    WATER RESISTANT: Light sprinkle-resistance at maximum
    ACCESSORIES: 2xCR1220 lithium coin cells, 1x LR1130 alkaline coin cell (2 installed, 1 spare)
    WARRANTY: Unknown/not stated


    Star Rating

Flashing Holiday Necklace * www.lighterside.com...

Do you manufacture or sell an LED flashlight, task light, utility light, or module of some kind? Want to see it tested by a real person, under real working conditions? Do you then want to see how your light did?
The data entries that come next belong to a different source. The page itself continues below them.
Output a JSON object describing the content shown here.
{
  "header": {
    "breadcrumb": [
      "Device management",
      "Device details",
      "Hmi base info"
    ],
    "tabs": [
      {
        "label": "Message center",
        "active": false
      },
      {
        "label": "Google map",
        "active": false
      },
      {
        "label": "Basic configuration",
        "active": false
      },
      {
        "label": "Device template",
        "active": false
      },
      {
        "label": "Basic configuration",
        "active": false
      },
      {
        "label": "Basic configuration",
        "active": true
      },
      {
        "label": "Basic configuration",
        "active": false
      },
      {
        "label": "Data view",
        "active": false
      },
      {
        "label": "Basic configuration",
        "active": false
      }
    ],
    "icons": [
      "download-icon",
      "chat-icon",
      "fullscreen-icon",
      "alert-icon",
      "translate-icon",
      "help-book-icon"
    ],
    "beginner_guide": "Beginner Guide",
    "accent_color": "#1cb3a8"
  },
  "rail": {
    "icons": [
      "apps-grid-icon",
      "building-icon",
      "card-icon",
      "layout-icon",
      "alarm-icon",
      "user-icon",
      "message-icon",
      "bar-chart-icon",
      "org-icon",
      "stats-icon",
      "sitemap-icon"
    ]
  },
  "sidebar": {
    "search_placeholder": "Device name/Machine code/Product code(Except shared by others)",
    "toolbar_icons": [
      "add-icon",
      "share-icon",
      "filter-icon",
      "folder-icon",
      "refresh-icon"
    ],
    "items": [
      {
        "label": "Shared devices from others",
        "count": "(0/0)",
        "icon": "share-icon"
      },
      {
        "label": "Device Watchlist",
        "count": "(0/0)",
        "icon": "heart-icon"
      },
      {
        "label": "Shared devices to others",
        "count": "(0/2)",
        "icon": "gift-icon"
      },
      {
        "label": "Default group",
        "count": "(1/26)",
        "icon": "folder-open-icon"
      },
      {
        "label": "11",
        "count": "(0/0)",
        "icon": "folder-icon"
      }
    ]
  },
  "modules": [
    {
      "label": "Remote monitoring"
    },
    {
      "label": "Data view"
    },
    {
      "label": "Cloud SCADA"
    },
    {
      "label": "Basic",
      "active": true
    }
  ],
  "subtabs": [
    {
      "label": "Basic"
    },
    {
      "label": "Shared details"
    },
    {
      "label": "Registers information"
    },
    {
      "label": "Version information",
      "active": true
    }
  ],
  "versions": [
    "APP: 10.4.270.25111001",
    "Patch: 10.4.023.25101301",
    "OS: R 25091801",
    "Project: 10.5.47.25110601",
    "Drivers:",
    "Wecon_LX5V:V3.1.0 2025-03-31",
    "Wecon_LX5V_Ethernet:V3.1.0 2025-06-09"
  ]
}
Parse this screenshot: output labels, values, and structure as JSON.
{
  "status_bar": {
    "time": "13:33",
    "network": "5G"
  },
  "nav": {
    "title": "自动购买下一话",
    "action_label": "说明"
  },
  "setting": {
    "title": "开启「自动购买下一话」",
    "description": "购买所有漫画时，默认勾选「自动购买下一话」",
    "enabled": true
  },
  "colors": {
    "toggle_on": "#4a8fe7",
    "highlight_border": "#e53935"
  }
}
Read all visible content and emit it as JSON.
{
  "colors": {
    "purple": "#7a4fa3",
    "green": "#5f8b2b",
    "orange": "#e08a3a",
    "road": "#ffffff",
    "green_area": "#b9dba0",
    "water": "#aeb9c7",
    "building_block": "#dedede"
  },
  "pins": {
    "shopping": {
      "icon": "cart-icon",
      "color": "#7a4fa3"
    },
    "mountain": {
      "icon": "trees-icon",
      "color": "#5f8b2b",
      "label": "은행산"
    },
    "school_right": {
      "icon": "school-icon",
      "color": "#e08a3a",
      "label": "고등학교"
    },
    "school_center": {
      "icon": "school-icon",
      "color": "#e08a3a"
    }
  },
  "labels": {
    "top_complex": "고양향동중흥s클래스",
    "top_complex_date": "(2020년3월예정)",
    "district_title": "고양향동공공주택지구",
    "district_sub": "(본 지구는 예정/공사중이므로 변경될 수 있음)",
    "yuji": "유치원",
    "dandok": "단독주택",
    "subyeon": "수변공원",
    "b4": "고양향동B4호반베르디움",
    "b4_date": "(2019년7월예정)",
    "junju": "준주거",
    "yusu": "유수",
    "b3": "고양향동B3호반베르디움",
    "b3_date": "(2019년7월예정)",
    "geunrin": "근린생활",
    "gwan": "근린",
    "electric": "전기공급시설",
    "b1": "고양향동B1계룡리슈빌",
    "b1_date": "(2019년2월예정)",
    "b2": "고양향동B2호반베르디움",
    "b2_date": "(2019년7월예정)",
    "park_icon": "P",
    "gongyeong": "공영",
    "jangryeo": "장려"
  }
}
If you have a sample available for this type of real-world, real-time testing, please contact me at ledmuseum@gmail.com.

Please visit this web page for contact information.

Unsolicited flashlights, LEDs, and other products appearing in the mail are welcome, and it will automatically be assumed that you sent it in order to have it tested and evaluated for this site.
Be sure to include contact info or your company website's URL so visitors here will know where to purchase your product.

WHITE 5500-6500K InGaN+phosphor 
ULTRAVIOLET 370-390nm GaN 
BLUE 430nm GaN+SiC
BLUE 450 and 473nm InGaN
BLUE Silicon Carbide
TURQUOISE 495-505nm InGaN
GREEN 525nm InGaN 
YELLOW-GREEN 555-575mn GaAsP & related
YELLOW 585-595nm
AMBER 595-605nm
ORANGE 605-620nm
ORANGISH-RED 620-635nm
RED 640-700nm
INFRARED 700-1300nm
True RGB Full Color LED
Spider (Pirrahna) LEDs
True violet (400-418nm) LEDs
Agilent Barracuda & Prometheus LEDs
Oddball & Miscellaneous LEDs
Programmable RGB LED modules / fixtures
Where to buy these LEDs 
Links to other LED-related websites
The World's First Virtual LED Museum
Legal horse puckey, etc.
LEDSaurus (on-site LED Mini Mart)

This page is a frame from a website.
If you arrived on this page through an outside link,you can get the "full meal deal" by clicking here.